SHI currently works in four countries: Belize, Honduras, Nicaragua & Panama. We work in southern Belize, Toledo district. SHI works in two districts of northern Honduras. We work on the Atlantic Coast of Nicaragua. We work in two districts of Panama.
Mitigate global warming by absorption of CO2
Prevent siltation of reefs and other aquatic ecosystems
Allow rainfall to reach underground aquifers to maintain potable water supply
The local people of Central America rely very directly on the forest for food, shelter, medicineand water.
Many farmers still practice slash and burn, because ash acts as a fertilizer and fire clears the land. However, it also leads to more soil washing away and more contamination of soil and water, especially if pesticides are involved. Cattle grazing can add to the problem because of soil compaction and the need for more open pasture.
Slash-and-burn agriculture destroys forests and forces farming families off their land. Farmers are hungry for information on alternatives to slash-and-burn farming that provide a decent quality of life for their families and communities. Sustainable Harvest International was incorporated as a nonprofit in May 1997 to help farmers adopt those alternatives.
An important part of how SHI works is to hire local field trainers who work with individual families on the farms where these families live, helping them learn new techniques and market their crops, as well as helping to reforest in areas that are environmentally sensitive. Below are two of our Nicaragua field trainers visiting farmers and discussing the crops being grown. It is this direct, hands-on and long-term commitment that makes SHI different.
Sustainable techniques for growing traditional staple crops
Healthy Soils Produce Healthy Crops Composting and bocashi Worm composting
Rice paddies produce four times as much rice as slash-and-burn rice, so families have more to eat and more to sell.
Other techniques taught by SHI include:
Integrated Pest Management
SHI families live in small remote villages, and have had little or no access to education about alternative growing methods. That is one of the greatest needs that SHI field trainers meet.
Alley-Cropping Nitrogen fixing trees are mixed in with agricultural crops. Trees are cut back when they start to shade out the agricultural crops. Trunk and branches become firewood or fence posts, leaves and stems become mulch.
Family Gardens An important part of SHI’s work is to help families plant organic gardens thereby improving their diet and income. SHI works to provide seed and instruction for gardens, and helps families to market excess produce.
Reforestation and Agroforestry SHI helps families and community groups to grow trees from seeds in nurseries for later transplant onto farms and public land. SHI participants plant a variety of hardwood, fruit, spice and other types of trees.
BiodiversityGrowing a diversity of crops together provides ecological AND financial stability on participants’ farms.
Vanilla vine on hardwood tree Hardwood tree shading cacao.
The income on this farm increased from $80 to $1,000 by switching to sustainable practices & more valuable crops.
Don Cheyo made over $4,000 from sustainably grown new cash crops such as Tabasco peppers.
Value Added Products Medicinal herbs Eggs for local market Non-traditional crops
Chicken coops keep chickens and eggs safe from predators
Small Fish Ponds also improve nutrition and income.
Wood-conserving stoves protect the health of women, children and forests.
Biogas digesters produce methane from organic waste.

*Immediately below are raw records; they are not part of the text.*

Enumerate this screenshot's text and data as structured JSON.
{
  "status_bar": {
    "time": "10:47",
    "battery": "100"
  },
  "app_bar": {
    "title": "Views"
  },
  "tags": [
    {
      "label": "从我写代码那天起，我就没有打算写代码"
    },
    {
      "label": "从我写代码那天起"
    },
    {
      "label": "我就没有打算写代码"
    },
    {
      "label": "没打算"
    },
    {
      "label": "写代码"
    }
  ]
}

Methane gas from the biogas digester replaces firewood for cooking.
SHI works both with the communities and in cooperative projects with organizations such as Engineers Without Borders or Rotary International on special projects, such as small potable water & reforestation projects, or sugar and molasses production projects Special Projects
School Programs & Environmental Education

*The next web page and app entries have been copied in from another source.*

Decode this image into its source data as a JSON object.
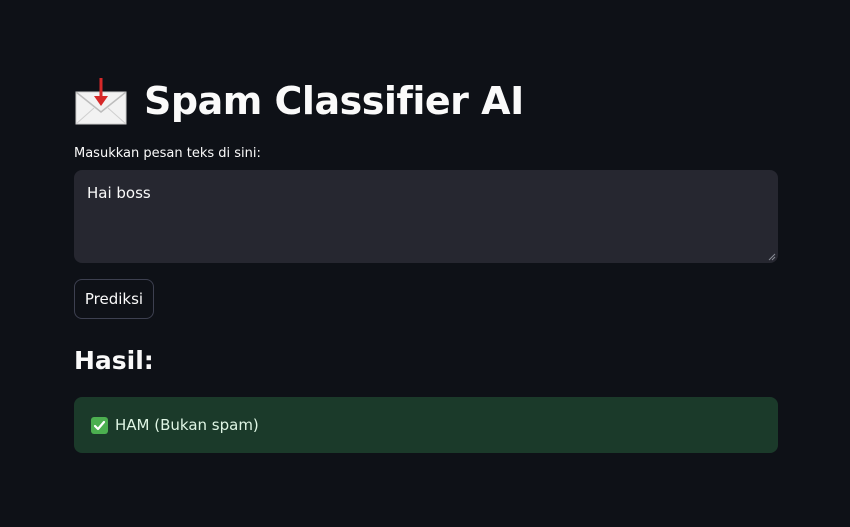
{
  "app": {
    "title": "Spam Classifier AI",
    "title_icon": "envelope-with-arrow-icon"
  },
  "form": {
    "input_label": "Masukkan pesan teks di sini:",
    "input_value": "Hai boss",
    "submit_label": "Prediksi"
  },
  "result": {
    "heading": "Hasil:",
    "status_icon": "check-mark-icon",
    "status_text": "HAM (Bukan spam)"
  },
  "colors": {
    "background": "#0e1117",
    "input_background": "#262730",
    "success_background": "#1b3a2a",
    "success_icon": "#4caf50",
    "arrow_red": "#d62828"
  }
}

Smaller World Trips
Join us on a Smaller World Trip and see SHI’s work first hand Growth is guaranteed… mud wrestling is optional
SHI’s Accomplishments to Date

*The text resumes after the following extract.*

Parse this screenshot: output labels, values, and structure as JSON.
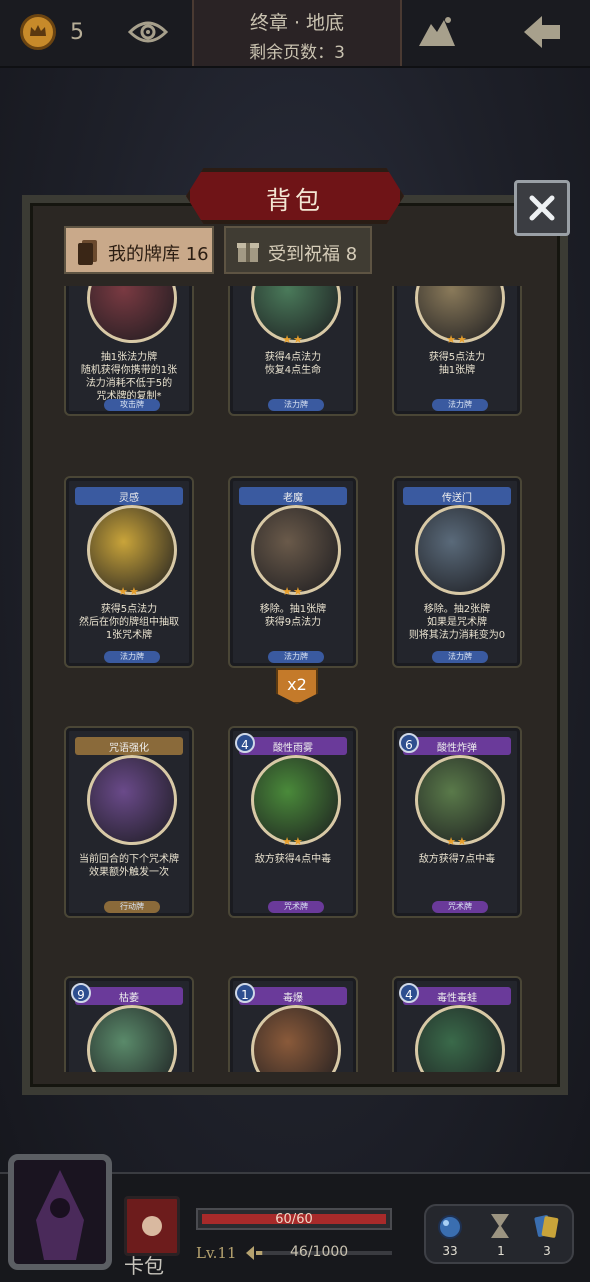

More than 12,000 acres of degraded land converted to sustainable uses
More than 60,000 acres of tropical forest saved from slash and burn farming
More than 2.6 million trees planted
SHI’s Accomplishments to Date
23 community loan funds started with $10,000 seed capital, now manage $40,000 capital
Technical assistance provided to over 1,800 families in 120 communities in four countries
$18,000 supports the work of one field trainer for an entire year. $6,000 sponsors an entire village program for a whole year.$500 provides a family with technical support and materials for one year.$200 covers the costs of establishing a five acre agro-forestry plot.$50 buys the materials for a wood-conserving stove.
Sustainable Harvest International Planting Hope Nourishing Communities Restoring Forests